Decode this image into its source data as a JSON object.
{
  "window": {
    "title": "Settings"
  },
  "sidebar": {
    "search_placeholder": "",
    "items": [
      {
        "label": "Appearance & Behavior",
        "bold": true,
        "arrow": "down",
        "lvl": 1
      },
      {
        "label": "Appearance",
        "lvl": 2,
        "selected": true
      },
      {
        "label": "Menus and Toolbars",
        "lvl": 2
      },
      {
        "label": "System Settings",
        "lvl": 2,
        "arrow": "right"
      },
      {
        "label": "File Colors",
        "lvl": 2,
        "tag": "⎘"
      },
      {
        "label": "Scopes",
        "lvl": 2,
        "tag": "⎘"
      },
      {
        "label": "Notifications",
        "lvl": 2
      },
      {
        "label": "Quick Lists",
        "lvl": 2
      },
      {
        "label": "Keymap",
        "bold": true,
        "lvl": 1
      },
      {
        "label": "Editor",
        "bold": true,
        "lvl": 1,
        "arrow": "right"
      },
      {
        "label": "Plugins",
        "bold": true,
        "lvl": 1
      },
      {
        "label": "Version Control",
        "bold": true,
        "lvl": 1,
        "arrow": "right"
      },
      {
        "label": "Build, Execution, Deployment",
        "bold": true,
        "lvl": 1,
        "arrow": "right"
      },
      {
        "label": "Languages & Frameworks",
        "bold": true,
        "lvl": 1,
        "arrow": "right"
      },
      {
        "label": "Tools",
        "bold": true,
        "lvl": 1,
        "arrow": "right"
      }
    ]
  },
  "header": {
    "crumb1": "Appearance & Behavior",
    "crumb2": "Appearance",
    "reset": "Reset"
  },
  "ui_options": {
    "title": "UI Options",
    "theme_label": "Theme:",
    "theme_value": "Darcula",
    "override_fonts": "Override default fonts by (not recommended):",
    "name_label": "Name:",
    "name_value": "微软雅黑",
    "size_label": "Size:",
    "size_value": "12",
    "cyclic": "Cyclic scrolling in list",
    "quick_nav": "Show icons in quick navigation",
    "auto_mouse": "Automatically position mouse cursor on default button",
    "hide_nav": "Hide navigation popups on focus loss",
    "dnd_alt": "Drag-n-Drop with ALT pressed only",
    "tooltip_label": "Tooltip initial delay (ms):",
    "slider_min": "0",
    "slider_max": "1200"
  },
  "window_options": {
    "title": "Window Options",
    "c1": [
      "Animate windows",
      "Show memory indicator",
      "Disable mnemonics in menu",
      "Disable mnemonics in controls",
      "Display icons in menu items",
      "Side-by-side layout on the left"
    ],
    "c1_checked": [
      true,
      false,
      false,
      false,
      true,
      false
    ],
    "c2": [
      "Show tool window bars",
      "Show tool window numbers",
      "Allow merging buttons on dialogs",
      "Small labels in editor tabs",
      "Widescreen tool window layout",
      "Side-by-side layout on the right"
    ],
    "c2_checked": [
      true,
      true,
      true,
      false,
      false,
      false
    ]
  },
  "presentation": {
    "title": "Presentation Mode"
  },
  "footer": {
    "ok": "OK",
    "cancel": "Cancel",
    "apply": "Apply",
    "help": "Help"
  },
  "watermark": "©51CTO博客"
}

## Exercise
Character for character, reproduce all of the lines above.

## The answer
Decode this image into its source data as a JSON object.
{
  "window": {
    "title": "Settings"
  },
  "sidebar": {
    "search_placeholder": "",
    "items": [
      {
        "label": "Appearance & Behavior",
        "bold": true,
        "arrow": "down",
        "lvl": 1
      },
      {
        "label": "Appearance",
        "lvl": 2,
        "selected": true
      },
      {
        "label": "Menus and Toolbars",
        "lvl": 2
      },
      {
        "label": "System Settings",
        "lvl": 2,
        "arrow": "right"
      },
      {
        "label": "File Colors",
        "lvl": 2,
        "tag": "⎘"
      },
      {
        "label": "Scopes",
        "lvl": 2,
        "tag": "⎘"
      },
      {
        "label": "Notifications",
        "lvl": 2
      },
      {
        "label": "Quick Lists",
        "lvl": 2
      },
      {
        "label": "Keymap",
        "bold": true,
        "lvl": 1
      },
      {
        "label": "Editor",
        "bold": true,
        "lvl": 1,
        "arrow": "right"
      },
      {
        "label": "Plugins",
        "bold": true,
        "lvl": 1
      },
      {
        "label": "Version Control",
        "bold": true,
        "lvl": 1,
        "arrow": "right"
      },
      {
        "label": "Build, Execution, Deployment",
        "bold": true,
        "lvl": 1,
        "arrow": "right"
      },
      {
        "label": "Languages & Frameworks",
        "bold": true,
        "lvl": 1,
        "arrow": "right"
      },
      {
        "label": "Tools",
        "bold": true,
        "lvl": 1,
        "arrow": "right"
      }
    ]
  },
  "header": {
    "crumb1": "Appearance & Behavior",
    "crumb2": "Appearance",
    "reset": "Reset"
  },
  "ui_options": {
    "title": "UI Options",
    "theme_label": "Theme:",
    "theme_value": "Darcula",
    "override_fonts": "Override default fonts by (not recommended):",
    "name_label": "Name:",
    "name_value": "微软雅黑",
    "size_label": "Size:",
    "size_value": "12",
    "cyclic": "Cyclic scrolling in list",
    "quick_nav": "Show icons in quick navigation",
    "auto_mouse": "Automatically position mouse cursor on default button",
    "hide_nav": "Hide navigation popups on focus loss",
    "dnd_alt": "Drag-n-Drop with ALT pressed only",
    "tooltip_label": "Tooltip initial delay (ms):",
    "slider_min": "0",
    "slider_max": "1200"
  },
  "window_options": {
    "title": "Window Options",
    "c1": [
      "Animate windows",
      "Show memory indicator",
      "Disable mnemonics in menu",
      "Disable mnemonics in controls",
      "Display icons in menu items",
      "Side-by-side layout on the left"
    ],
    "c1_checked": [
      true,
      false,
      false,
      false,
      true,
      false
    ],
    "c2": [
      "Show tool window bars",
      "Show tool window numbers",
      "Allow merging buttons on dialogs",
      "Small labels in editor tabs",
      "Widescreen tool window layout",
      "Side-by-side layout on the right"
    ],
    "c2_checked": [
      true,
      true,
      true,
      false,
      false,
      false
    ]
  },
  "presentation": {
    "title": "Presentation Mode"
  },
  "footer": {
    "ok": "OK",
    "cancel": "Cancel",
    "apply": "Apply",
    "help": "Help"
  },
  "watermark": "©51CTO博客"
}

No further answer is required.